“If this mission had failed, it could've put the war in Iraq, in Afghanistan, at risk,” Gates said. “And that was one of my principle concerns.”
The decision to kill bin Laden turned into a campaign issue earlier this month after the Obama campaign released a video implying that presumptive GOP nominee Mitt Romney would not have made the same decision.
Romney responded that it was an easy call, and Republicans blasted Obama for politicizing bin Laden’s death.
Gates, who was Defense secretary for President Bush and Obama, didn’t wade into the political fight over the bin Laden raid, but he laid out the reasons why he, as well as Vice President Joe BidenJoe BidenBiden: I regret not being president Biden: 'McCain is right: Need select committee' for Russia With no emerging leaders, no clear message, Democrats flounder MORE, were opposed to the operation.
He said the concern about using a missile attack instead of the Navy SEAL raid was the inability to collect intelligence information and to be sure that bin Laden had been killed.
“My view was you'll know,” Gates said. “It may take a few months, and it's not as dramatic, and you won't get the headline that you will a SEAL raid.”

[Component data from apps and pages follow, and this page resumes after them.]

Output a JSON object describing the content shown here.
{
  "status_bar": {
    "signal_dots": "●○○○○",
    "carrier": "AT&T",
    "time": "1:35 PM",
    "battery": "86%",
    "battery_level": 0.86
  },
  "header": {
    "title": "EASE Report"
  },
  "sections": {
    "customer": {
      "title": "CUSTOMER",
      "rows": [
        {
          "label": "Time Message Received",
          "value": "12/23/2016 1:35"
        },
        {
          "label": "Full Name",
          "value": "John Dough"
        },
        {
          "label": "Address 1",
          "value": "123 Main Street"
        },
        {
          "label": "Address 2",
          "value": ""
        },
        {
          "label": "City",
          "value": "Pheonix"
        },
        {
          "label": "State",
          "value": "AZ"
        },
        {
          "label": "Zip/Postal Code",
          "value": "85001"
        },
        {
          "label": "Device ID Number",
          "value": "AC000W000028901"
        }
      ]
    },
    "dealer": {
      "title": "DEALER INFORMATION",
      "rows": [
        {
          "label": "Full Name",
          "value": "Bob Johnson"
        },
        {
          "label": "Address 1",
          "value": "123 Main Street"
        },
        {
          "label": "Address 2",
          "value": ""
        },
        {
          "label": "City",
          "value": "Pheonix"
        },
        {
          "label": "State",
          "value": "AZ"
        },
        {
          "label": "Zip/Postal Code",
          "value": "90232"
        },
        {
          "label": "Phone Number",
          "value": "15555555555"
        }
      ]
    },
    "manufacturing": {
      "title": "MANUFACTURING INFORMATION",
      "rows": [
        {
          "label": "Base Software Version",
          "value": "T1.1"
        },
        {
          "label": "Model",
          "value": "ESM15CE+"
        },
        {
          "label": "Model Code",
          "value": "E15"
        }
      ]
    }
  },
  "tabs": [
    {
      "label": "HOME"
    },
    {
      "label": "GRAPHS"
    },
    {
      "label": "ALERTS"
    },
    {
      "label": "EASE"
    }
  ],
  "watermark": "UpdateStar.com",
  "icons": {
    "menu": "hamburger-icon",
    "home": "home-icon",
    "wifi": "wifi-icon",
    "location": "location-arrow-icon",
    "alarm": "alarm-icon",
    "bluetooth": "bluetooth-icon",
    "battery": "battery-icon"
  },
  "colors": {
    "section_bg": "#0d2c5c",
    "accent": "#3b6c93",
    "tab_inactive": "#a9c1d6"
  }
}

Of Obama’s decision to go forward with the raid, Gates said: “I’ve always thought it was a very courageous call.”